Tips to Help Tame a Picky Eater continued...
Transform the tempo. Some babies want to eat fast, others slow. Could you be frustrating your little one with the wrong feeding tempo? There's only one way to find out: Try slowing down the next feeding, or picking up the pace.
Minimize distractions. Make food the focus of mealtime. Turn off the TV, remove toys and books, and help your little one focus on one thing: Eating.
Keep meal length reasonable. It's tempting to let a picky eater take as long as she wants to eat. Although you shouldn't rush mealtime, don't let it go on much longer than 20-30 minutes.
Let baby touch his food. You probably wouldn't eat a food you've never seen before without first looking it over. Your baby is the same, so let your little one touch a new food before you offer it.
Follow your baby's timeline. Most babies begin eating solid foods between 4 and 6 months, but some may start a little earlier, others later. As with crawling, walking, potty-training, and just about every other infant milestone, there's no perfect time -- there's your baby's time.
Let your baby participate. By about 9 months, many babies are interested in trying to feed themselves. Although your picky eater is likely to make a mess waving around the mealtime spoon, letting him take control is important to a child's growth and development.
It's natural for babies to slow down their feedings. As they reach the end of their first year, babies’ growth tends to slow. So, too, can their calorie needs. Be patient; growth spurts are on the way.
Keep trying, gently. Some babies may need to try a food eight, 10, even 15 times before they enjoy it, so be patient and continue to revisit a rejected food over time, time as long as there are no allergy concerns.
Don't let on that you're frustrated or angry. React emotionally to a picky eater and even a 1-year-old will understand her power over you. Realize that you want your baby to eat for her own well-being, not to please you -- and that baby's rejection of a food is not a rejection of you.
Understand who's responsible for what. It's your job to feed your baby, but it's your baby's responsibility to decide what and how much to eat.
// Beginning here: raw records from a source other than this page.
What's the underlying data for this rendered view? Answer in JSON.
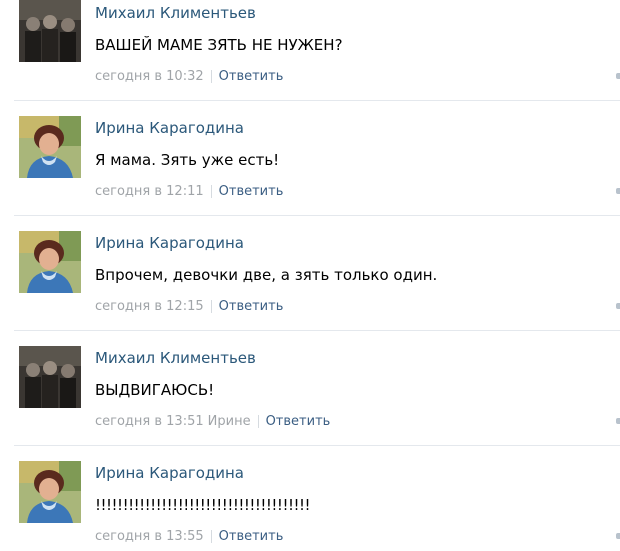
{
  "comments": [
    {
      "author": "Михаил Климентьев",
      "avatar": "photo-man-group",
      "text": "ВАШЕЙ МАМЕ ЗЯТЬ НЕ НУЖЕН?",
      "time": "сегодня в 10:32",
      "addressee": "",
      "reply_label": "Ответить"
    },
    {
      "author": "Ирина Карагодина",
      "avatar": "photo-woman",
      "text": "Я мама. Зять уже есть!",
      "time": "сегодня в 12:11",
      "addressee": "",
      "reply_label": "Ответить"
    },
    {
      "author": "Ирина Карагодина",
      "avatar": "photo-woman",
      "text": "Впрочем, девочки две, а зять только один.",
      "time": "сегодня в 12:15",
      "addressee": "",
      "reply_label": "Ответить"
    },
    {
      "author": "Михаил Климентьев",
      "avatar": "photo-man-group",
      "text": "ВЫДВИГАЮСЬ!",
      "time": "сегодня в 13:51",
      "addressee": "Ирине",
      "reply_label": "Ответить"
    },
    {
      "author": "Ирина Карагодина",
      "avatar": "photo-woman",
      "text": "!!!!!!!!!!!!!!!!!!!!!!!!!!!!!!!!!!!!!!!",
      "time": "сегодня в 13:55",
      "addressee": "",
      "reply_label": "Ответить"
    }
  ],
  "colors": {
    "author": "#2b587a",
    "reply": "#3b5e83",
    "meta": "#a0a4a8",
    "divider": "#e4e8ed"
  }
}
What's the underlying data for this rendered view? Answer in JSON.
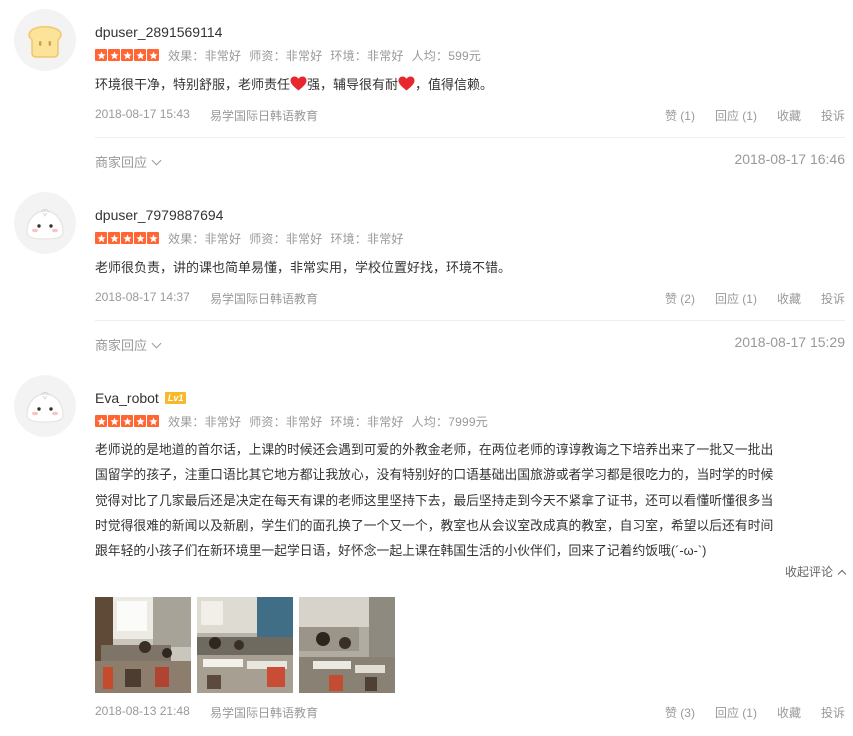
{
  "reviews": [
    {
      "username": "dpuser_2891569114",
      "scores": [
        "效果：非常好",
        "师资：非常好",
        "环境：非常好",
        "人均：599元"
      ],
      "content_parts": [
        "环境很干净，特别舒服，老师责任",
        "强，辅导很有耐",
        "，值得信赖。"
      ],
      "date": "2018-08-17 15:43",
      "shop": "易学国际日韩语教育",
      "like": "赞 (1)",
      "reply": "回应 (1)",
      "favorite": "收藏",
      "report": "投诉",
      "merchant_reply": "商家回应",
      "merchant_reply_date": "2018-08-17 16:46"
    },
    {
      "username": "dpuser_7979887694",
      "scores": [
        "效果：非常好",
        "师资：非常好",
        "环境：非常好"
      ],
      "content": "老师很负责，讲的课也简单易懂，非常实用，学校位置好找，环境不错。",
      "date": "2018-08-17 14:37",
      "shop": "易学国际日韩语教育",
      "like": "赞 (2)",
      "reply": "回应 (1)",
      "favorite": "收藏",
      "report": "投诉",
      "merchant_reply": "商家回应",
      "merchant_reply_date": "2018-08-17 15:29"
    },
    {
      "username": "Eva_robot",
      "level": "Lv1",
      "scores": [
        "效果：非常好",
        "师资：非常好",
        "环境：非常好",
        "人均：7999元"
      ],
      "content_lines": [
        "老师说的是地道的首尔话，上课的时候还会遇到可爱的外教金老师，在两位老师的谆谆教诲之下培养出来了一批又一批出",
        "国留学的孩子，注重口语比其它地方都让我放心，没有特别好的口语基础出国旅游或者学习都是很吃力的，当时学的时候",
        "觉得对比了几家最后还是决定在每天有课的老师这里坚持下去，最后坚持走到今天不紧拿了证书，还可以看懂听懂很多当",
        "时觉得很难的新闻以及新剧，学生们的面孔换了一个又一个，教室也从会议室改成真的教室，自习室，希望以后还有时间",
        "跟年轻的小孩子们在新环境里一起学日语，好怀念一起上课在韩国生活的小伙伴们，回来了记着约饭哦(´-ω-`)"
      ],
      "collapse": "收起评论",
      "date": "2018-08-13 21:48",
      "shop": "易学国际日韩语教育",
      "like": "赞 (3)",
      "reply": "回应 (1)",
      "favorite": "收藏",
      "report": "投诉"
    }
  ],
  "colors": {
    "star": "#ff6633",
    "heart": "#e8262d",
    "badge": "#f7b92b"
  }
}
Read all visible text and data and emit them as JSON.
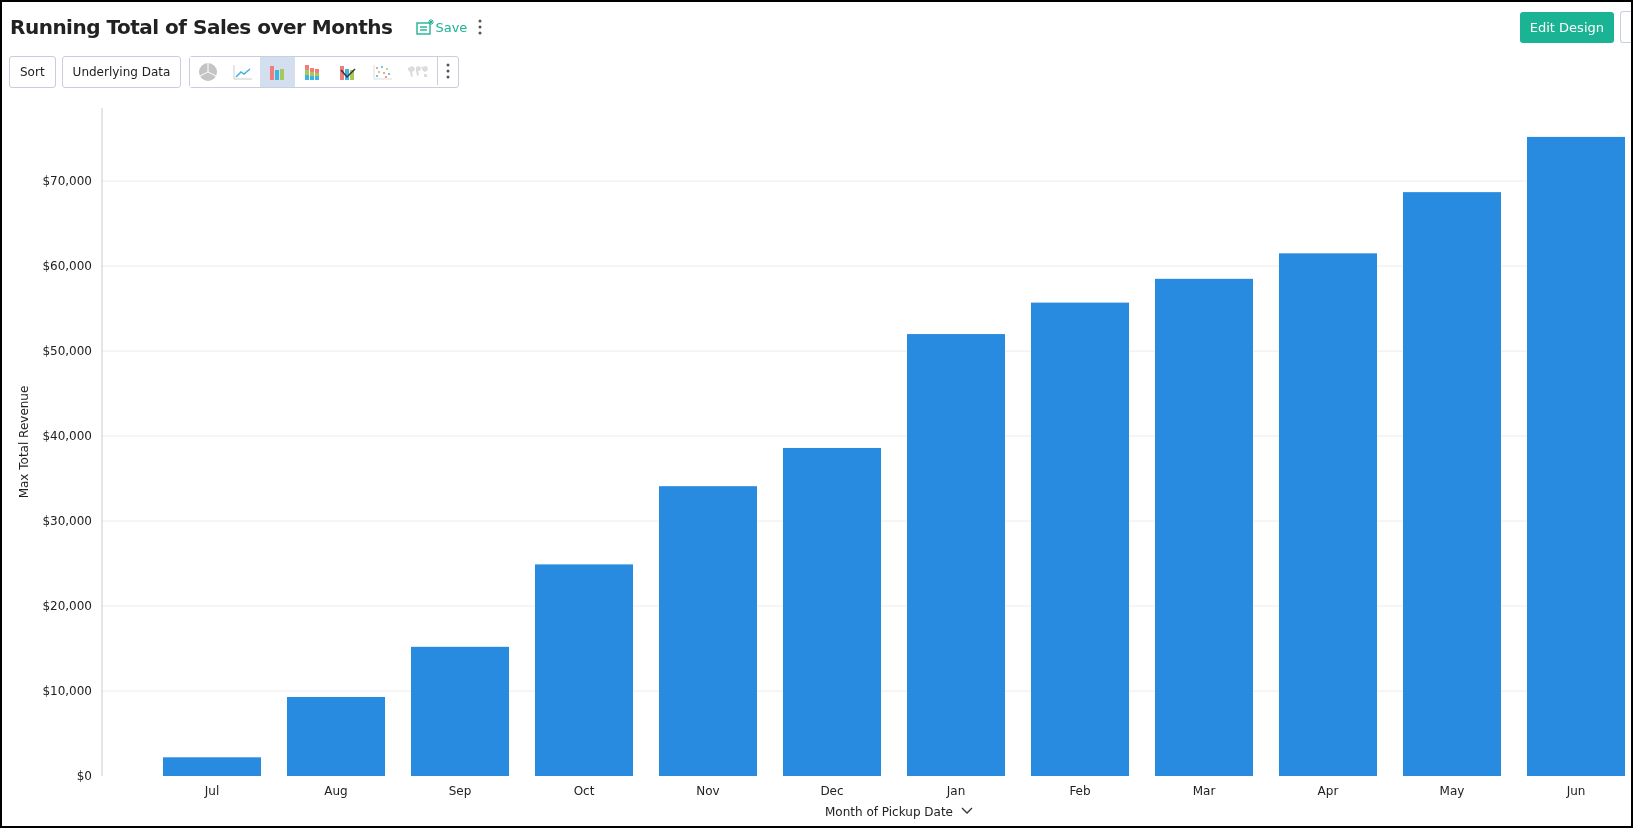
{
  "header": {
    "title": "Running Total of Sales over Months",
    "save_label": "Save",
    "edit_button": "Edit Design"
  },
  "toolbar": {
    "buttons": [
      "Sort",
      "Underlying Data"
    ],
    "chart_types": [
      {
        "kind": "pie",
        "selected": false,
        "disabled": false
      },
      {
        "kind": "line",
        "selected": false,
        "disabled": false
      },
      {
        "kind": "bar",
        "selected": true,
        "disabled": false
      },
      {
        "kind": "stacked",
        "selected": false,
        "disabled": false
      },
      {
        "kind": "combo",
        "selected": false,
        "disabled": false
      },
      {
        "kind": "scatter",
        "selected": false,
        "disabled": false
      },
      {
        "kind": "map",
        "selected": false,
        "disabled": true
      }
    ]
  },
  "chart": {
    "chart_data": {
      "type": "bar",
      "xlabel": "Month of Pickup Date",
      "ylabel": "Max Total Revenue",
      "categories": [
        "Jul",
        "Aug",
        "Sep",
        "Oct",
        "Nov",
        "Dec",
        "Jan",
        "Feb",
        "Mar",
        "Apr",
        "May",
        "Jun"
      ],
      "grid": true,
      "series": [
        {
          "color": "#288be0",
          "values": [
            2200,
            9300,
            15200,
            24900,
            34100,
            38600,
            52000,
            55700,
            58500,
            61500,
            68700,
            75200
          ]
        }
      ],
      "ylim": [
        0,
        78600
      ],
      "yticks": [
        {
          "value": 0,
          "label": "$0"
        },
        {
          "value": 10000,
          "label": "$10,000"
        },
        {
          "value": 20000,
          "label": "$20,000"
        },
        {
          "value": 30000,
          "label": "$30,000"
        },
        {
          "value": 40000,
          "label": "$40,000"
        },
        {
          "value": 50000,
          "label": "$50,000"
        },
        {
          "value": 60000,
          "label": "$60,000"
        },
        {
          "value": 70000,
          "label": "$70,000"
        }
      ]
    }
  }
}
Children will always eat when they're hungry. As long as a child is growing and gaining weight -- and you are feeding him healthy foods -- there's little need to worry about a baby who's a picky eater.